The construction enables an entire zoo of peculiar numbers, the surreals, which form a field. Examples include , , , and similar.

First Part ... and Games[edit]

In the First Part, Conway abandons the constraint that L<R, and then interprets the form {L|R} as a two-player game: a position in a contest between two players, Left and Right. Each player has a set of games called options to choose from in turn. Games are written {L|R} where L is the set of Left's options and R is the set of Right's options.[3] At the start there are no games at all, so the empty set (i.e., the set with no members) is the only set of options we can provide to the players. This defines the game {|}, which is called 0. We consider a player who must play a turn but has no options to have lost the game. Given this game 0 there are now two possible sets of options, the empty set and the set whose only element is zero. The game {0|} is called 1, and the game {|0} is called -1. The game {0|0} is called * (star), and is the first game we find that is not a number.

All numbers are positive, negative, or zero, and we say that a game is positive if Left has a winning strategy, negative if Right has a winning strategy, or zero if the second player has a winning strategy.
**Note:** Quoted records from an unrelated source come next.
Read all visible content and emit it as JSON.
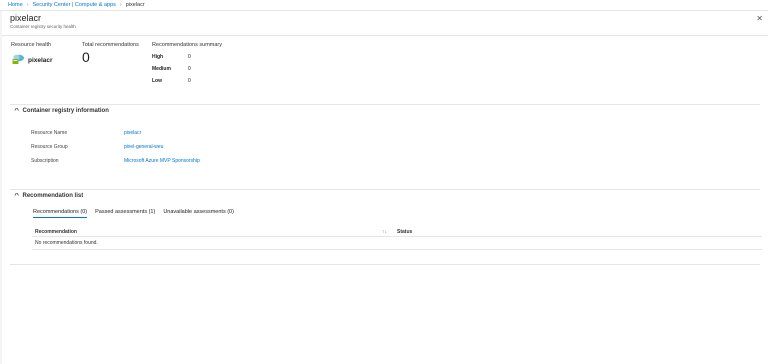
{
  "breadcrumb": {
    "home": "Home",
    "security_center": "Security Center | Compute & apps",
    "current": "pixelacr"
  },
  "blade": {
    "title": "pixelacr",
    "subtitle": "Container registry security health",
    "close": "✕"
  },
  "summary": {
    "resource_health_label": "Resource health",
    "resource_name": "pixelacr",
    "total_label": "Total recommendations",
    "total_value": "0",
    "rec_summary_label": "Recommendations summary",
    "severities": [
      {
        "label": "High",
        "value": "0"
      },
      {
        "label": "Medium",
        "value": "0"
      },
      {
        "label": "Low",
        "value": "0"
      }
    ]
  },
  "registry_info": {
    "title": "Container registry information",
    "rows": [
      {
        "label": "Resource Name",
        "value": "pixelacr"
      },
      {
        "label": "Resource Group",
        "value": "pixel-general-weu"
      },
      {
        "label": "Subscription",
        "value": "Microsoft Azure MVP Sponsorship"
      }
    ]
  },
  "rec_list": {
    "title": "Recommendation list",
    "tabs": [
      "Recommendations (0)",
      "Passed assessments (1)",
      "Unavailable assessments (0)"
    ],
    "columns": {
      "recommendation": "Recommendation",
      "status": "Status"
    },
    "empty": "No recommendations found."
  },
  "colors": {
    "accent": "#0078d4"
  },
  "icons": {
    "resource": "container-registry-icon",
    "chevron": "chevron-up-icon",
    "sort": "sort-icon"
  }
}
Games that are not numbers have a fourth possibility: they may be fuzzy, meaning that the first player has a winning strategy. * is a fuzzy game.[4]

See also[edit]
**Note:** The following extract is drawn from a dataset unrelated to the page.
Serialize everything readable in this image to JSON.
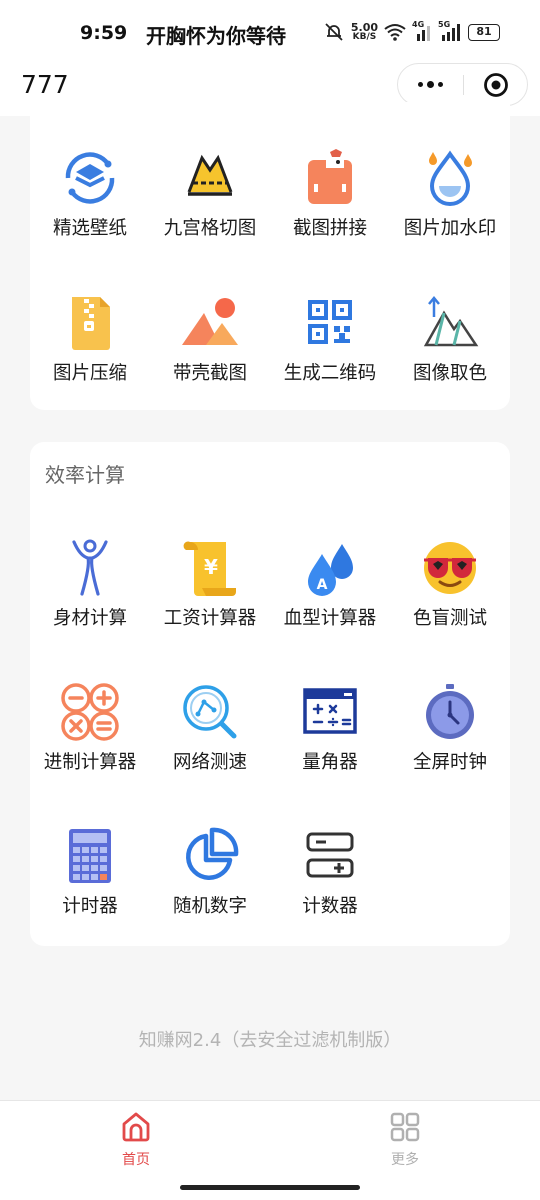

  1. ^ Fraenkel, Aviezri S. (1978). "Review: On numbers and games, by J. H. Conway; and Surreal numbers, by D. E. Knuth" (PDF). Bull. Amer. Math. Soc. 84 (6): 1328–1336. doi:10.1090/s0002-9904-1978-14564-9.
  2. ^ Gardner, Martin (September 1976). "Mathematical Games". Scientific American. Vol. 235, no. 3.
  3. ^ Alternatively, we often list the elements of the sets of options to save on braces. This causes no confusion as long as we can tell whether a singleton option is a game or a set of games.
  4. ^ Schleicher, Dierk; Stoll, Michael (2006). "An Introduction to Conway's Games and Numbers". Moscow Math Journal. 6 (2): 359–388. arXiv:math.CO/0410026. doi:10.17323/1609-4514-2006-6-2-359-388.